This backdrop is essential to understand why so many early Christians became martyrs. Rome would tolerate various and eccentric religious beliefs and practices. At times, they’d even incorporate alternate religious celebrations and beliefs into their own. What would not be tolerated, however, were rival allegiances.
Nearly two millennia later, Christians must still clarify their allegiances. We, too, are tempted to give ourselves to would-be Caesars. Our false gods may be more subtle, but through the prevailing culture they exert power over our thoughts, imaginations, and loyalties. Unless we are intentional, we will worship them. While our would-be lords rarely demand, at least in overt terms, that we deny the lordship of Jesus, they are most effective in distracting us from ever thinking about what the lordship of Christ means and requires.
Advent invites us to prepare to greet the One who is “the image of the invisible God, the firstborn of all creation,” through whom “all things were created.” We, too, are asked to prepare through prayer and generosity. We, too, are asked to array ourselves in our “finest.” Not in garments but in truth, love, compassion, kindness, humility, gentleness and patience.
To prepare this way, not only to remember Christ’s first coming but to anticipate in hope His second coming, is every bit as culturally subversive as using the word parousia was two-thousand years ago. It’s a way of living as if Jesus is Lord. Because He is.
For a list of resources, podcasts, books and ideas for Advent, visit us at breakpoint.org.
Customer ReviewsSee All
Fresh and honest
I have enjoyed the perspective of John Stonestreet for many years. I am grateful for the research and Biblical applications shared here!
We have and will continue to pray for our country, but I suggest that we don’t stop after the election because no matter outcome there is still going to be unrest and division. We will need to pray even harder.
18000 Christian Refugees
The problem is that the reason we stopped immigration was due to Muslim immigration.
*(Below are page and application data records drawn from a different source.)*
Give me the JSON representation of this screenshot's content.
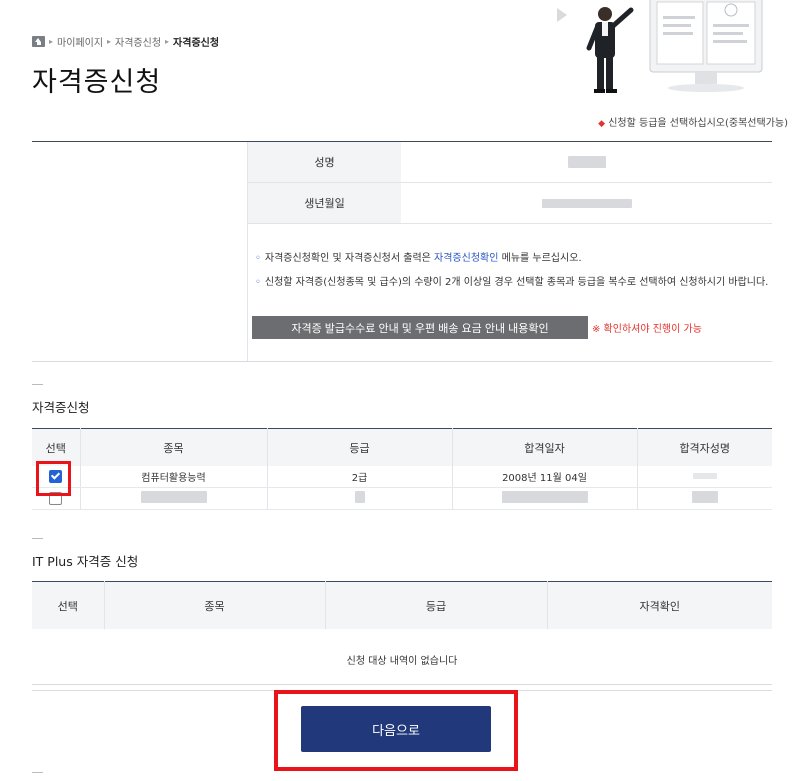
{
  "breadcrumb": {
    "home": "home",
    "items": [
      "마이페이지",
      "자격증신청",
      "자격증신청"
    ]
  },
  "page_title": "자격증신청",
  "note": "신청할 등급을 선택하십시오(중복선택가능)",
  "profile": {
    "name_label": "성명",
    "birth_label": "생년월일"
  },
  "notices": {
    "line1_pre": "자격증신청확인 및 자격증신청서 출력은 ",
    "line1_link": "자격증신청확인",
    "line1_post": " 메뉴를 누르십시오.",
    "line2": "신청할 자격증(신청종목 및 급수)의 수량이 2개 이상일 경우 선택할 종목과 등급을 복수로 선택하여 신청하시기 바랍니다."
  },
  "guide_button": "자격증 발급수수료 안내 및 우편 배송 요금 안내 내용확인",
  "guide_warning": "※ 확인하셔야 진행이 가능",
  "cert_section": {
    "title": "자격증신청",
    "headers": [
      "선택",
      "종목",
      "등급",
      "합격일자",
      "합격자성명"
    ],
    "rows": [
      {
        "checked": true,
        "item": "컴퓨터활용능력",
        "grade": "2급",
        "date": "2008년 11월 04일",
        "name": ""
      },
      {
        "checked": false,
        "item": "",
        "grade": "",
        "date": "",
        "name": ""
      }
    ]
  },
  "itplus_section": {
    "title": "IT Plus 자격증 신청",
    "headers": [
      "선택",
      "종목",
      "등급",
      "자격확인"
    ],
    "empty_message": "신청 대상 내역이 없습니다"
  },
  "next_button": "다음으로",
  "colors": {
    "accent": "#21397a",
    "highlight": "#e8141a",
    "checkbox": "#2463d6"
  }
}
Until we can vet the immigrants we have stopped immigration of all religions to prevent terrorists from being brought in.